Like other ICO notices, an organisation served with an assessment notice may appeal the notice via the Information Tribunal. ICO audits can occasionally be urgent in nature, and thus an appeal to an assessment notice may introduce a critical delay to the audit process. However in the case of an urgent or ‘no notice’ ICO assessment notice, we may still go ahead with an urgent audit even if an appeal has been lodged and prior to it being heard.


The ICO recognises the public interest, by both individuals and other similar organisations, in audit outcomes. The ICO adopts a transparency by default approach to its audit work, with post-audit reports proactively published on our website. Where audit activity is particularly high profile, such as our work examining charity fundraising practices and political party campaigning, we work to make our findings accessible and relevant and proactively notify interested parties such as parliamentary committees.


Relevance to online regulation


Online activity has advanced rapidly in recent years, and every regulator is working hard to keep pace with ever-evolving technologies. Audit powers have been beneficial to the ICO in this online context by allowing us to scrutinise in real time the data processing in a new technology or business model. The ICO’s understanding of the often complex web of data relationships in an online business model has been greatly enriched by our in-situ audit activity. This includes having an audited organisation’s staff talk us through the data life cycle in a way that allows us to map those processes to the established lexicon of data protection legislation.

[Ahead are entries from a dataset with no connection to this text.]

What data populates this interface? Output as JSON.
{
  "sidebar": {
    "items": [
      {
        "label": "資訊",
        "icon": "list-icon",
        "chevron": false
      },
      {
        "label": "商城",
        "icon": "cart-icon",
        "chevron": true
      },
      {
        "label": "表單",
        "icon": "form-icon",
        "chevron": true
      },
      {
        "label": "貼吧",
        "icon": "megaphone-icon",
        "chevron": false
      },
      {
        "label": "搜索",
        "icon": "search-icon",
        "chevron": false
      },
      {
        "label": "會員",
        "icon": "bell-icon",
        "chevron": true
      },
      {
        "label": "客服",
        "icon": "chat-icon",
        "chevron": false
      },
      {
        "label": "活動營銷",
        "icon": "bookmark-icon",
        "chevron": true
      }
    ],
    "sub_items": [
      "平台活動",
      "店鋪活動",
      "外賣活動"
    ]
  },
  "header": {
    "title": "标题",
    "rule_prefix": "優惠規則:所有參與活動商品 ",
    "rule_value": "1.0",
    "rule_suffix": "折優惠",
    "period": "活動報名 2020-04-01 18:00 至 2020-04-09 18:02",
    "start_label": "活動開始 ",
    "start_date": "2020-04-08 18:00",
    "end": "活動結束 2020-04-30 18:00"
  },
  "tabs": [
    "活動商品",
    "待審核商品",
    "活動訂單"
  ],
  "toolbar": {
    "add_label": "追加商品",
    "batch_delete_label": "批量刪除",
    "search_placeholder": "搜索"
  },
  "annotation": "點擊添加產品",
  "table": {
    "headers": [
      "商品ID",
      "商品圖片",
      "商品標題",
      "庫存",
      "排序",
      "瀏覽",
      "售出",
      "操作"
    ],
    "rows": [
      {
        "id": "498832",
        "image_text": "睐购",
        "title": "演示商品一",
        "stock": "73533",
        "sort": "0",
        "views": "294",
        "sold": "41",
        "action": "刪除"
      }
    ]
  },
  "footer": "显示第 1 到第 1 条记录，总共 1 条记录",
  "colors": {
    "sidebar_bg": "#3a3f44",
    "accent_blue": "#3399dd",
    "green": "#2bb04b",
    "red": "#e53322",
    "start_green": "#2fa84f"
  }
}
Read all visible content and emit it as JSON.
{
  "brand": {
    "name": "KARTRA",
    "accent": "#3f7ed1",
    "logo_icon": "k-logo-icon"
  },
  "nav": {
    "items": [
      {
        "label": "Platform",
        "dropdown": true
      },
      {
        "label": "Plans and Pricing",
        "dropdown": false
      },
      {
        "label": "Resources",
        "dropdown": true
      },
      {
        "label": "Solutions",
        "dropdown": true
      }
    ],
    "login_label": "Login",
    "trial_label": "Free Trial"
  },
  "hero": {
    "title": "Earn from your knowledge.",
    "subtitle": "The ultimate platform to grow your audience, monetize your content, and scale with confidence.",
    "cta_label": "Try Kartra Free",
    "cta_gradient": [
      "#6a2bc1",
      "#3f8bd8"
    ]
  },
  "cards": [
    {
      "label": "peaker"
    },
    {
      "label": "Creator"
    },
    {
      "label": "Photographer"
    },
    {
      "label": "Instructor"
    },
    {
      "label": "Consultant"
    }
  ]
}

Despite the novel technology involved, audit scrutiny often reveals that the underlying data protection risks in online services are no different to those risks found offline. Poorly protected back door access to information; lack of staff awareness of data protection obligations; and failure to slow down a new product deployment until data concerns are properly mitigated – these risks may now arise in a cloud processing context rather than an organisation’s own local server room.


The ICO’s breach reporting statistics back this finding up, with most breaches – across both high tech and low tech organisations – still falling into the three scenarios identified above. Organisations still require regular reminders to address these basic risks; not doing so can have serious detrimental effects on the public. The ability to audit online organisations, and to challenge their staff to explain to the ICO how the data risks we identify during an audit have been accounted for, is crucial for public trust in the data protection credentials of online services.


It will be important for the coherence of, and confidence in, the UK’s online regulation regime that all regulators have sufficient powers within their own necessary contexts to properly identify for themselves in a first-hand manner the risks within supervised organisations. Whilst the audit powers in the Data Protection Act suit the ICO’s needs from a data protection perspective, other regulatory regimes will have different needs in terms of how they go about securing that first hand assurance.


End to end encryption


During my oral evidence, the committee were interested in the role that end to end encryption (E2EE) can play in online services. The ICO has been thinking carefully about E2EE from our particular regulatory perspective. To assist others in their own understanding, the ICO has produced a policy position paper setting out our views on E2EE. This does not form binding regulatory guidance and has no formal status in any specific case we may examine. However it does set out our initial starting point on how we think about E2EE within our regulatory remit.


I think this represents a useful proactive regulatory intervention, to provide a starting position for others that can then evolve and adjust over time as others articulate their own positions and seek greater clarity on the ICO’s view. This paper is currently being finalised and I will send to the committee once completed.


Yours sincerely,



Elizabeth Denham CBE

UK Information Commissioner


27 October 2021